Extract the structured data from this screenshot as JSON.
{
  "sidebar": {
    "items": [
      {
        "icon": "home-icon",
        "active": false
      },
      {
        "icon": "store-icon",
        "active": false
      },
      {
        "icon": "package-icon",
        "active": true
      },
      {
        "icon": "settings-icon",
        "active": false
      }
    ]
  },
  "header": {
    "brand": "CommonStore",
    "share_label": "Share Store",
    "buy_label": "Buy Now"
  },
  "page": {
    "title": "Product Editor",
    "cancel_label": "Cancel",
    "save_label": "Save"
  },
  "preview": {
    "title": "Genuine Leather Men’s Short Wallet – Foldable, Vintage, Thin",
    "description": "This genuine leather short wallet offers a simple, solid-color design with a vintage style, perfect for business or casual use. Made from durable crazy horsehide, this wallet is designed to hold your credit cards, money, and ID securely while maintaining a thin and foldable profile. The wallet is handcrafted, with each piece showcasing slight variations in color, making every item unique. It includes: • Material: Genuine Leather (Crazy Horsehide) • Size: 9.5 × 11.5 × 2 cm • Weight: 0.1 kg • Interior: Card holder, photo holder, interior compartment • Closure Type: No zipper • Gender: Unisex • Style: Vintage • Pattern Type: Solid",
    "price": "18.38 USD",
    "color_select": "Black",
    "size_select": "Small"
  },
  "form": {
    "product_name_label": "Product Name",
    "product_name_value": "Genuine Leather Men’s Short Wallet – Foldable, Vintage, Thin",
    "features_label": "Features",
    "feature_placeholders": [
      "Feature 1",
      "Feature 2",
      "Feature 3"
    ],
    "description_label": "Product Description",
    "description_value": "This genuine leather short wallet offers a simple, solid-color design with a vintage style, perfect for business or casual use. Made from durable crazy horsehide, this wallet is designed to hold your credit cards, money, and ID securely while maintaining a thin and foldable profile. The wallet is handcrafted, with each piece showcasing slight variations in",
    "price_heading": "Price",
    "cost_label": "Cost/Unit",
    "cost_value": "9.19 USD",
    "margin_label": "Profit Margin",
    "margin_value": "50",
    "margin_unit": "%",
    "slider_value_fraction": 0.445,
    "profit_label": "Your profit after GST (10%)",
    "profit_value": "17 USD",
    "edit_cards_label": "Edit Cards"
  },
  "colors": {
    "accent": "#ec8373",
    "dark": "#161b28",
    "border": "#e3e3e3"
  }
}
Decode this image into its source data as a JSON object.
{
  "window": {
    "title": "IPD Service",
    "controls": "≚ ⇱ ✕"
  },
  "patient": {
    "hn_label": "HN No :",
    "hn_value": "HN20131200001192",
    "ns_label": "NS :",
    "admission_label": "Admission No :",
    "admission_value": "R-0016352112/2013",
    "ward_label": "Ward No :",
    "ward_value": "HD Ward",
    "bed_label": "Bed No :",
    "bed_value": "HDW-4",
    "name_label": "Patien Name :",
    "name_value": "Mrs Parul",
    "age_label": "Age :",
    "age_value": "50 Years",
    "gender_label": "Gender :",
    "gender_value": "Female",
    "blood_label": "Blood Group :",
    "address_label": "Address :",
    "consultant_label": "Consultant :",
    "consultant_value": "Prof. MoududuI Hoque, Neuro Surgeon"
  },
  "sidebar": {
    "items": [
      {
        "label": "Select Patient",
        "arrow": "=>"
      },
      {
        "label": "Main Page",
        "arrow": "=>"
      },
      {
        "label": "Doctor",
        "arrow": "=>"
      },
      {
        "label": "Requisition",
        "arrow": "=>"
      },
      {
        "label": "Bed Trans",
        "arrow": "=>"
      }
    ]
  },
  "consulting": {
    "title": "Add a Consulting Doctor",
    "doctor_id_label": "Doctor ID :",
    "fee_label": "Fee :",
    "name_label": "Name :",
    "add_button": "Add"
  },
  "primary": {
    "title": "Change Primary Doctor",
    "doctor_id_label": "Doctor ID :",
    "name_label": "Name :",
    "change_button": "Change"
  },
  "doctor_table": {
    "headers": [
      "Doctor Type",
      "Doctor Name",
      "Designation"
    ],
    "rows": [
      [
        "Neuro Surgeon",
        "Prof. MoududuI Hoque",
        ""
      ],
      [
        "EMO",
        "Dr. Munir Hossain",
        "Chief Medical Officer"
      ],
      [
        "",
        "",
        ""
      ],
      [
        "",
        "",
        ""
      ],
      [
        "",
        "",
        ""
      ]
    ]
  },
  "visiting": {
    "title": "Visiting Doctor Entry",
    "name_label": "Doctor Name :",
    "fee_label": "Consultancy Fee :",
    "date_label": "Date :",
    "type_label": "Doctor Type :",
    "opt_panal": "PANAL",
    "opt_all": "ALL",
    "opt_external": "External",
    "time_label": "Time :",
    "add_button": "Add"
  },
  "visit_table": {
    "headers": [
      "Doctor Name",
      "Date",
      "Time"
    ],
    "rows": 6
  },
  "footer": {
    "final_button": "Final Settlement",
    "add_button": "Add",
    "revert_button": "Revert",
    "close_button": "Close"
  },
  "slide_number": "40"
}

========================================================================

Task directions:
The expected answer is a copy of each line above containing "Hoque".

Exercise answer:
    "consultant_value": "Prof. MoududuI Hoque, Neuro Surgeon"
        "Prof. MoududuI Hoque",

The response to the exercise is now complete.